WORK ITEM:
Look through the records below, and whenever a line contains "JSON", copy it.

GIVEN DATA:
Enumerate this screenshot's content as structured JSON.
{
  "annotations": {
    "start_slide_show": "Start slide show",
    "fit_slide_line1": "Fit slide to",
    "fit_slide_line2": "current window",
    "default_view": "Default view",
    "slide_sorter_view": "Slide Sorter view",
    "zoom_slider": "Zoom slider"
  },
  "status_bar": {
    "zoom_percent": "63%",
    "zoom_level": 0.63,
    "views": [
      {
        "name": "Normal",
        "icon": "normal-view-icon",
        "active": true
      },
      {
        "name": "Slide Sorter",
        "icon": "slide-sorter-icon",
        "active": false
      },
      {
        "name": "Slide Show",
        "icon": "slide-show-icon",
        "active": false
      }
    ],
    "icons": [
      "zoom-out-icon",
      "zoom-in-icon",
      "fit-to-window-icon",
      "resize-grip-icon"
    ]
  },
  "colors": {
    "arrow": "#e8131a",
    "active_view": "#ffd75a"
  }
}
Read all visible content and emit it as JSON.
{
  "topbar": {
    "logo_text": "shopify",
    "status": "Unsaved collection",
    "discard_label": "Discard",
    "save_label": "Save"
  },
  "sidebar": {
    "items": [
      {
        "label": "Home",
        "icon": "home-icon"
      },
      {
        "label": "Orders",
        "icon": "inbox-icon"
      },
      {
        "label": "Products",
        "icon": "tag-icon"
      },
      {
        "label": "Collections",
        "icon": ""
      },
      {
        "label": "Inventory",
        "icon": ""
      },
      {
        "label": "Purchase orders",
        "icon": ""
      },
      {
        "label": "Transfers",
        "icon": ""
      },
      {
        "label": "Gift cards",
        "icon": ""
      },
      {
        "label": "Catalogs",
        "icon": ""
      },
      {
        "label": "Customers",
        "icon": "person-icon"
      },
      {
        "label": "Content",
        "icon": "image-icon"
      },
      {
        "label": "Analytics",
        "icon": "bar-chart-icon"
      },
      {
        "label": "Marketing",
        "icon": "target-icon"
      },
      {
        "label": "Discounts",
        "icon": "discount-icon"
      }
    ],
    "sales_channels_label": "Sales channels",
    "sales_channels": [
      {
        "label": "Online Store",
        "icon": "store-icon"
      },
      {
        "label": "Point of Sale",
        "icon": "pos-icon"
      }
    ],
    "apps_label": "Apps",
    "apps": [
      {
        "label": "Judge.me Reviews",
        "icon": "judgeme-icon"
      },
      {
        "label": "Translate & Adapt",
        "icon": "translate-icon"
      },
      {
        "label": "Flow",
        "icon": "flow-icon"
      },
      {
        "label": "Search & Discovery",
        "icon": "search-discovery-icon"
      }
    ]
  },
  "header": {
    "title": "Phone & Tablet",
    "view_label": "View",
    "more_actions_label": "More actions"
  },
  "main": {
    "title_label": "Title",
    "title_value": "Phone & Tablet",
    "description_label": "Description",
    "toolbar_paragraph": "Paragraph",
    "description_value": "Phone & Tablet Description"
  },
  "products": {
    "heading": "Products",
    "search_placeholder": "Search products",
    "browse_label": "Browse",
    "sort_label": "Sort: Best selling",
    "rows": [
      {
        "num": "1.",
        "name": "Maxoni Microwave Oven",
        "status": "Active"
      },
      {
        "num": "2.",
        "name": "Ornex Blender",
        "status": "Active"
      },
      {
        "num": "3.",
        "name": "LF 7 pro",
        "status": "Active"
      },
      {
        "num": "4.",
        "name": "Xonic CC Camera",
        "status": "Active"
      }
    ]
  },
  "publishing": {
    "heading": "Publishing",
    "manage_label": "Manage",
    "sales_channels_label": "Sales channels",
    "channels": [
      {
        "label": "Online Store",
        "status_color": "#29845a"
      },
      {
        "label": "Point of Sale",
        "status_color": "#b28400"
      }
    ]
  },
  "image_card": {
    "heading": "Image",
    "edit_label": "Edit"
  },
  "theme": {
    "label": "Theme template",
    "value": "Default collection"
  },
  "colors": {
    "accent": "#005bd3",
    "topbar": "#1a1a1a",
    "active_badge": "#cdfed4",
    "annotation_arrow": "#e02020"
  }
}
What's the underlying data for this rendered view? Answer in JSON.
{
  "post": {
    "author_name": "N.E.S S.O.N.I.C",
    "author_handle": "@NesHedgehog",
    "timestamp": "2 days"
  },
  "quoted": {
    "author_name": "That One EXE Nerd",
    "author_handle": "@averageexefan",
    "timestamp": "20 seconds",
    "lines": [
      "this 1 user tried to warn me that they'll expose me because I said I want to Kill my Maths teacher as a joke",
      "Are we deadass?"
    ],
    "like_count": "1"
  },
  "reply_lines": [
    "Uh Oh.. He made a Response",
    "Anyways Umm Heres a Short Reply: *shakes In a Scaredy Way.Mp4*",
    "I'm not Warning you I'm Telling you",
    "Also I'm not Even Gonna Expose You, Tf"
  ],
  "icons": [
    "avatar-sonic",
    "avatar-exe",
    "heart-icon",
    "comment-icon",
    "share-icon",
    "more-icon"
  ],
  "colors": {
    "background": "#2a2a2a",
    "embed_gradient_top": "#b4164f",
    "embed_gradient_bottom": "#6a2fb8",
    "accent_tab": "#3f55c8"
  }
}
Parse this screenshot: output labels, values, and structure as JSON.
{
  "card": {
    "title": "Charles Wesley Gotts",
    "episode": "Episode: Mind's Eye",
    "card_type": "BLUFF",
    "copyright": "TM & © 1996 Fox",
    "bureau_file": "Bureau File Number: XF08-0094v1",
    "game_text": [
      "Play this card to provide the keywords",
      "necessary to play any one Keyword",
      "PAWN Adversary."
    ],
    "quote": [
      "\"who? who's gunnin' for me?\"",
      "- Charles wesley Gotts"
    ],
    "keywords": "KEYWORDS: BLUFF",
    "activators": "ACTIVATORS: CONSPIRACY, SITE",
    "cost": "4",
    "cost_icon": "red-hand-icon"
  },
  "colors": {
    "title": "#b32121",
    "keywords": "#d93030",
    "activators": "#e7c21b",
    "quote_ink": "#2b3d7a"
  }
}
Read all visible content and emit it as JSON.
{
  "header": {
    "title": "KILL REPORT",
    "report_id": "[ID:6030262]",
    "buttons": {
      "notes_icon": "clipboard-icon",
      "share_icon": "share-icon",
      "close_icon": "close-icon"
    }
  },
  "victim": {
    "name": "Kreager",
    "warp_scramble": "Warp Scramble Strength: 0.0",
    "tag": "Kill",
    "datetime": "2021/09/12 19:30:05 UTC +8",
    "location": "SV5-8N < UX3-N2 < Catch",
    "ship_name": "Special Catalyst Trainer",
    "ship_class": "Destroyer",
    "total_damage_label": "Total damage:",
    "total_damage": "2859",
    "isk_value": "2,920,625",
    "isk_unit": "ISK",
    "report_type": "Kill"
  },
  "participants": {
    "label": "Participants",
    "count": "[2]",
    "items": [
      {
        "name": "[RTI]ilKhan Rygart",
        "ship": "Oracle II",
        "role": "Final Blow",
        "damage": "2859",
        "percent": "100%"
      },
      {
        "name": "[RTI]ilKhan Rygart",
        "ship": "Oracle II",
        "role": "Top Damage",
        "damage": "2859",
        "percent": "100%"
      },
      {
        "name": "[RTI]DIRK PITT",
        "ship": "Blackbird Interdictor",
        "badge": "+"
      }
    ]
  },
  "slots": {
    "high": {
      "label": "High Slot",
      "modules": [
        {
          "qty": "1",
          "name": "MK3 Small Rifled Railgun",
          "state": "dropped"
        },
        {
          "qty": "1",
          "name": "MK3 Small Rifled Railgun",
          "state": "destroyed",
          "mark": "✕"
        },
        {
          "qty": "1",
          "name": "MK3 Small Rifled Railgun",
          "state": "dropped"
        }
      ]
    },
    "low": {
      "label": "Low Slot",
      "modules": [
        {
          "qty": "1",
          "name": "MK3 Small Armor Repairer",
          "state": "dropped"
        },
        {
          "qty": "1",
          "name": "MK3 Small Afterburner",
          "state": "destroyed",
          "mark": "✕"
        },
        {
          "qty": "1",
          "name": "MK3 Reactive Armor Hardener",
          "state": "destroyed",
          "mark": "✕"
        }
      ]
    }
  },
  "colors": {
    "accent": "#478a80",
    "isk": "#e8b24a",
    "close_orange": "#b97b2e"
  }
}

SOLVED PROBLEM:
Enumerate this screenshot's content as structured JSON.
Read all visible content and emit it as JSON.
What's the underlying data for this rendered view? Answer in JSON.
Parse this screenshot: output labels, values, and structure as JSON.
Read all visible content and emit it as JSON.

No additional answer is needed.